Jurisdiction for ’33 Act actions is concurrent, meaning that plaintiffs have a choice and they are consciously choosing to proceed in state court. I have previously speculated (here) that the decision to proceed in state court represents some form of forum shopping, or perhaps a bid to avoid the requirements of the PSLRA. Whatever the reason, the court selection appears calculated and tactical, much like the decision in this case to assert claims only against the offering underwriters and only under Section 12.
Special thanks to Adam Savett of the Securities Litigation Watch for the complaint in this Fannie Mae Secondary Offering lawsuit.
Stifel Financial Auction Rate Securities Litigation: The second of these two recent lawsuits is a purported securities class action lawsuit filed in the Eastern District of Missouri on behalf of all persons who purchased auction rate securities from Stifel Financial (or its affiliate, Stifel Nicolaus & Company) between June 11, 2003 and February 13, 2008. A copy of the complaint can be found here.
As I have noted (here), there have been many of these auction rate securities class action lawsuits filed. By my count, about which refer below, Stifel and its affiliate are the eighteenth different set of defendants to be separately named in an auction rate securities class action lawsuits.
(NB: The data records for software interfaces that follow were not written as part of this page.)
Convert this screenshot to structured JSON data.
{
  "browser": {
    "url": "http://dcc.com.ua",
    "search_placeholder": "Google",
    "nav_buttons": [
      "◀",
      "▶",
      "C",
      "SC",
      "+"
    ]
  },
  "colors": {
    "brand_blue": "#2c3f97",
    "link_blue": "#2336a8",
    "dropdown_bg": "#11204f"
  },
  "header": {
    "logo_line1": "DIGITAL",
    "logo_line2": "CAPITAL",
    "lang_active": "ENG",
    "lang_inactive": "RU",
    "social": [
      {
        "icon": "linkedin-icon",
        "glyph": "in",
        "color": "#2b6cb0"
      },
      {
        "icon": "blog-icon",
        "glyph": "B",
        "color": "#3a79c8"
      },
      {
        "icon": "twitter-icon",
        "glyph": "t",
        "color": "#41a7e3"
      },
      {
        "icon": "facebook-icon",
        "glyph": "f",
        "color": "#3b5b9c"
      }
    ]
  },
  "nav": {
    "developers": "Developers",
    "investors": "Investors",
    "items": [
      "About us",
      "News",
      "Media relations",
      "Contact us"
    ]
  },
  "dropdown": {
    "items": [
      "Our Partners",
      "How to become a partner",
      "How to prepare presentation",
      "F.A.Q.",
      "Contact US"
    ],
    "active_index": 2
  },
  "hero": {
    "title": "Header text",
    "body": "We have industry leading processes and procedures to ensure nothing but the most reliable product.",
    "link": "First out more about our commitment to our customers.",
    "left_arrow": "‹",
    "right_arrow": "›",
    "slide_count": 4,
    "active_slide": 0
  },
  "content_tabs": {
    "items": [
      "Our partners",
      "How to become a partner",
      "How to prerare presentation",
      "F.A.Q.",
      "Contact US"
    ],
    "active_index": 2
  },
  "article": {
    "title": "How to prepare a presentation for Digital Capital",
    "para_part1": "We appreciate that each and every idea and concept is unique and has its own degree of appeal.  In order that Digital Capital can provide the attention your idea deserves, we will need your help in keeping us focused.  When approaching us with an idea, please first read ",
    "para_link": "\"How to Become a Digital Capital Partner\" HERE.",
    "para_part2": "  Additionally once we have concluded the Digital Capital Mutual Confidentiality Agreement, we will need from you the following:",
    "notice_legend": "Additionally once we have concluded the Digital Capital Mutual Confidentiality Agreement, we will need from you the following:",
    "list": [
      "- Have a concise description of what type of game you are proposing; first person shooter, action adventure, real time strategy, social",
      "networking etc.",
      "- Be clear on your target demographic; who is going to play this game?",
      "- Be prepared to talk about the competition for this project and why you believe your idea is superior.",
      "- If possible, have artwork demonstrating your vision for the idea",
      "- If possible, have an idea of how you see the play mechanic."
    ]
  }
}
What makes this complaint noteworthy is not its allegations, which are virtually identical to those raised in the earlier auction rate securities lawsuits. Rather, what makes this complaint noteworthy is its timing. There were a flood of these auction rate securities lawsuits filed in March and April 2008, but the filings tapered off after that. The most recent of these auction rate securities class action lawsuits, as near as I can determine, was filed in May 2008.
The other interesting element of the lawsuit’s timing is that it comes now, shortly after the largest financial institutions have entered settlements in which the big banks have agreed to massive buy backs of these securities from retail investors (refer here). As I noted in a recent post (here), even though these settlements might have seemed to suggest that the auction rate securities mess was winding wrapping up, the lawsuits relating to the securities continue to accumulate. Notwithstanding the settlements involving the largest banks, problems with these securities continue, and the related lawsuits continue to be filed.
A copy of an August 13, 2008 St. Louis Business Journal article relating to the new Stifel Financial lawsuit can be found here.
Run the Numbers: In any event, I have added these two new lawsuits to my running tally of the subprime and credit crisis-related securities lawsuits, which can be accessed here.
With the addition of these two new lawsuits, the current tally of the subprime and credit crisis-related securities lawsuits now stands at 105, of which 65 were filed in 2008. As noted above, there have been 18 separate sets of defendants sued in auction rate securities class action lawsuits.
Subprime Coverage: Accompanying this litigation wave is the related question of insurance coverage for these lawsuits. Matthew Jacobs, Lorelie Masters and David Weiner of Jenner & Block have written an article in the July/August 2008 issue of Coverage entitled "Insurance Coverage and the Subprime Crisis: A Broad Overview" (here), which provides a comprehensive overview of the subprime litigation and the related insurance issues, from a policyholder perspective. The article is comprehensive and well-written, and raises a number of useful and interesting observations about the subprime-related coverage issues.